_WHAT YOU ARE ASKED TO DO_:
Would you retype the listing below word for word, without any of its pictures?

═════ GIVEN INFORMATION ═════

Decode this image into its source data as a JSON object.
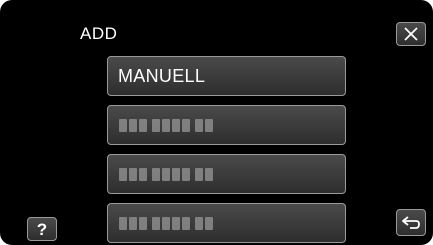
{
  "header": {
    "title": "ADD"
  },
  "options": {
    "manual_label": "MANUELL",
    "masked_entries": [
      "masked-entry",
      "masked-entry",
      "masked-entry"
    ]
  },
  "icons": {
    "close": "close-icon",
    "help": "help-icon",
    "back": "back-arrow-icon"
  },
  "help": {
    "label": "?"
  }
}
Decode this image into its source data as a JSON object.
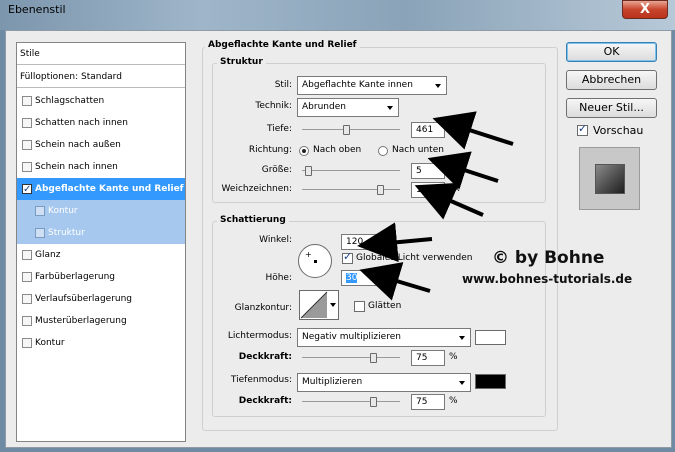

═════

_SOLUTION BELOW_:
Decode this image into its source data as a JSON object.
{
  "header": {
    "title": "ADD"
  },
  "options": {
    "manual_label": "MANUELL",
    "masked_entries": [
      "masked-entry",
      "masked-entry",
      "masked-entry"
    ]
  },
  "icons": {
    "close": "close-icon",
    "help": "help-icon",
    "back": "back-arrow-icon"
  },
  "help": {
    "label": "?"
  }
}
Decode this image into its source data as a JSON object.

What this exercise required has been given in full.